Radioactivity in Antiques
- Certain radioactive materials were used in antiques because of their unique color.
- Antiques containing radioactive material may continue to emit very low-levels of radiation for thousands of years, if not longer.
- Antiques that contain radioactive materials are usually not a health risk if they are in good condition.
Along with furniture, clothing, jewelry, dishes, and other treasures sold at thrift stores and antique shops, you might find some items that contain radioactive material. Some antiques were made and sold before scientists fully understood the health effects of radiation. Certain radioactive materials were used in antiques because of their unique color. For example:
- Clocks, watches and dials that glow-in-the-dark without the use of a battery may contain radium or tritium.
- Ceramics made until the 1970s may have glazes colored with radionuclides.
- Vaseline glass, or canary glass, contains a small amount of uranium. This gives the glass its yellow-green color. It also makes the glass glow bright green under a black light.
- Cloisonné jewelry gets some of its yellow, orange and off-white colors from small amounts of uranium in the glaze.
Radioactive antiques can continue to emit very low-levels of radiation for thousands of years, if not longer. The amount of radiation these items emit is small. However, it can register on a hand-held Geiger counter if the object is close enough to the monitor.
About Radioactivity in Antiques
Clocks, Watches and Dials
Glow-in-the-dark paint is now made without radioactive material, but in the early 1900s radioactive materials were used to make paint that glowed. Radium is one type of radioactive material that could be found in antiques. When radium was discovered in the early 1900s, people were fascinated by its mysterious glow and it was added to many everyday products, including paints. These paints were used on the dials of clocks and watches to make them glow-in-the-dark. This glow-in-the-dark paint was also used on airplane dials and gauges, which allowed people to read clocks, gauges, and dials at night with no other light.
During World War II, radium dials and gauges allowed pilots to fly at night without cockpit lights. This helped the pilots avoid being seen by enemy soldiers.
Radium is highly radioactive. It emits alpha, beta, and gamma radiation. If it is inhaled or swallowed, radium is dangerous because there is no shielding inside the body. If radium is ingested or inhaled, the radiation emitted by the radionuclide can interact with cells and damage them.
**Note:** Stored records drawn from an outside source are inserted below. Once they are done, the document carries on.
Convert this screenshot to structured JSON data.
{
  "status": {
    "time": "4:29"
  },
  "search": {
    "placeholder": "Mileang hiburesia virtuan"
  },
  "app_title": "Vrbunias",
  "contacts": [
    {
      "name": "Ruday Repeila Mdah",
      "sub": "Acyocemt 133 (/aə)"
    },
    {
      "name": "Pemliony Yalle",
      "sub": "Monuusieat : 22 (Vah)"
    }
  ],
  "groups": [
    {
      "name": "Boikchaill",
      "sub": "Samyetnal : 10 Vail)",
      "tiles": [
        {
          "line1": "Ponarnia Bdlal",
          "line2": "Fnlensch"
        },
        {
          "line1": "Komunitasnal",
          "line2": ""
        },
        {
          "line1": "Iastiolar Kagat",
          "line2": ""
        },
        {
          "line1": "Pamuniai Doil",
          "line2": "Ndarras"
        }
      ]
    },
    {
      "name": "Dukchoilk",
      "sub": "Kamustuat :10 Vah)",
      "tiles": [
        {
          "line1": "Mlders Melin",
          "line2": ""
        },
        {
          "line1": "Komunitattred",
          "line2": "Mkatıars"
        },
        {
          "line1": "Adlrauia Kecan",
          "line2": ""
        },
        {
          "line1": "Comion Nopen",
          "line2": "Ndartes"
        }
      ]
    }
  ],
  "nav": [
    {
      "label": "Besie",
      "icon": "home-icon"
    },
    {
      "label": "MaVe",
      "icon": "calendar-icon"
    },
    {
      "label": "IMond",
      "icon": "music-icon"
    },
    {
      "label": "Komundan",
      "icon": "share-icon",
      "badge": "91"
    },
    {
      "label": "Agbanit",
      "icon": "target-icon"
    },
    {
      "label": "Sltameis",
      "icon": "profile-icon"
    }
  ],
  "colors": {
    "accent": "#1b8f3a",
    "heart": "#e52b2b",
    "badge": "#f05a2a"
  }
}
During the production of radium dials, many workers who painted clock or instrument dials with radium developed cancer. To create fine tips on their paint brushes for small surfaces, many radium dial painters licked the bristles of their paintbrushes. In doing this, they often swallowed some of the radioactive paint. In the body, radium acts similar to calcium, so the radium that workers ingested was deposited into their bones. Many of these workers developed bone cancer, usually in their jaws. Eventually, scientists and medical professionals realized that these workers' illnesses were being caused by internal contamination from the radium they ingested. By the 1970s, radium was no longer used on watch and clock dials.
Before the 1970s, many companies used radionuclides to color glazes. The most commonly used radionuclides were uranium, thorium, and potassium. These elements emit alpha, beta and/or gamma radiation.
These glazes can be found on floor and wall tiles, pottery and other ceramics. Uranium was used in the glazes on Cloisonné jewelry to make orange, yellow and green colors. Some Fiestaware produced before 1973 used depleted uranium to create the color of the glaze. Learn more about Depleted Uranium.
For hundreds of years, glassmakers used small amounts of uranium to create yellow or green glass. The yellow tint of this glass led to the nicknames “Vaseline glass” and “canary glass.” Under an ultraviolet (UV) or “black” light, the uranium causes the glass to glow bright green.
After 1970, United States glassmakers and ceramic producers stopped using radionuclides for color. They are still used in a few other countries. Sometimes ceramics and glass with radioactive coloring agents still enter the United States from these countries.
What You Can Do
- Do not attempt to take apart radium watches or instrument dials. Radioactive antiques are usually not a health risk as long as they are intact and in good condition.
- Do not use ceramics like antique orange-red Fiestaware or Vaseline glass to hold food or drink. They can chip, and you can ingest particles of uranium with your food or drink.
- Dispose of any broken radioactive antiques. For instructions on proper disposal, contact your state or local radiation control program.